UF Health Shands Hospital has surpassed all pediatric heart transplant programs in the nation with zero deaths over a 30-month period, according to a report by the Scientific Registry of Transplant Recipients, or SRTR, a database that analyzes and evaluates organ transplantation programs across the nation.
According to SRTR’s January 2017 Program-Specific Report, a document that is released biannually to evaluate 58 organ transplant centers over a 30-month period, 31 pediatric patients under age 18 received heart transplants between July 1, 2013 and Dec. 31, 2015 at UF Health Shands Hospital. All of them survived their first year after transplant.
Since 2006, surgeons at the UF Health Shands Transplant Center have performed a total of 120 pediatric heart transplants and heart-lung transplants, according to the United Network for Organ Sharing. As a result, UF Health is one of the two most-active programs in the southeastern United States for pediatric heart transplants.
“Over the past 10 years, we have climbed in the national rankings because of our success in the medical and surgical management of children with congenital heart defects, including patients in need of pediatric heart transplantation. This past year alone, we were ranked No. 1 in the state of Florida and No. 24 in the nation for pediatric cardiology and heart surgery by U.S. News & World Report,” said Mark Bleiweis, M.D., director of the UF Health Congenital Heart Center and chief of congenital cardiothoracic surgery.
“One of the predominant reasons why UF Health Shands Hospital continues to excel in patient survival is because of our outstanding transplant team that treats even our tiniest of patients,” said Ed Jimenez, chief executive officer of UF Health Shand. “It’s very rewarding to know that physicians from across Florida and the United States are opting to send their patients to UF Health because our team is committed to taking the utmost care of their patients and families.”

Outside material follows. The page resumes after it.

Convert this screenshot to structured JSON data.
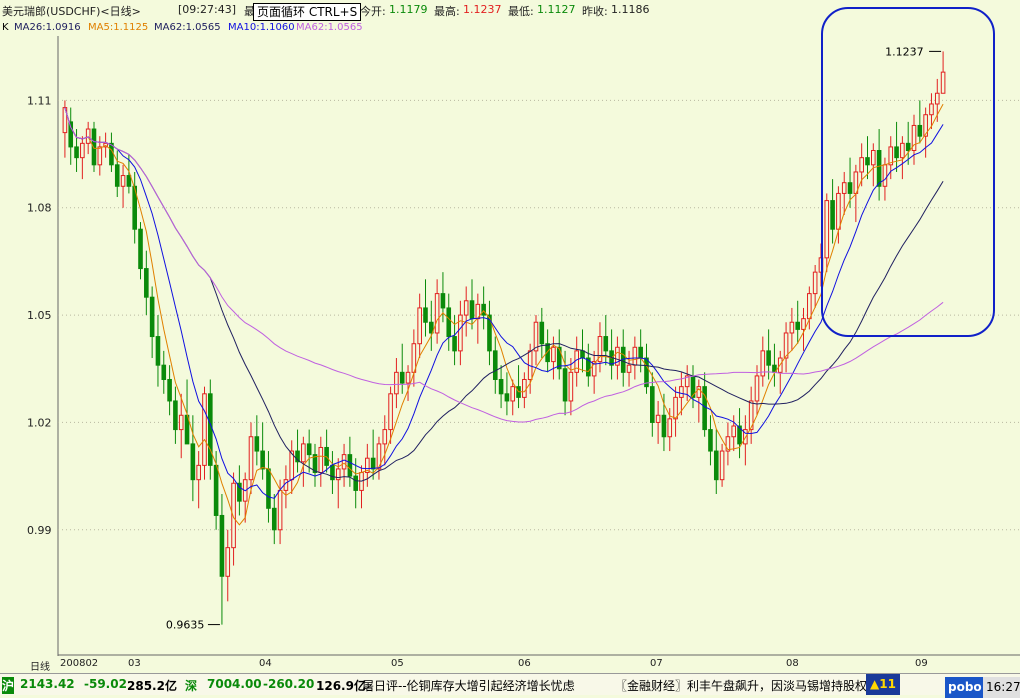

In 2014, UF Health opened the Pediatric Cardiac Intensive Care Unit, or PCICU, to better serve the heart center’s most complex cases, including children who are awaiting heart transplantation, using a multidisciplinary team approach. The 18,000-square-foot expansion includes 23 private patient rooms, each with its own bathroom and shower. In addition, there is a dedicated area for physical therapy in the PCICU designed for children with congenital heart defects, both pre- and post-operation.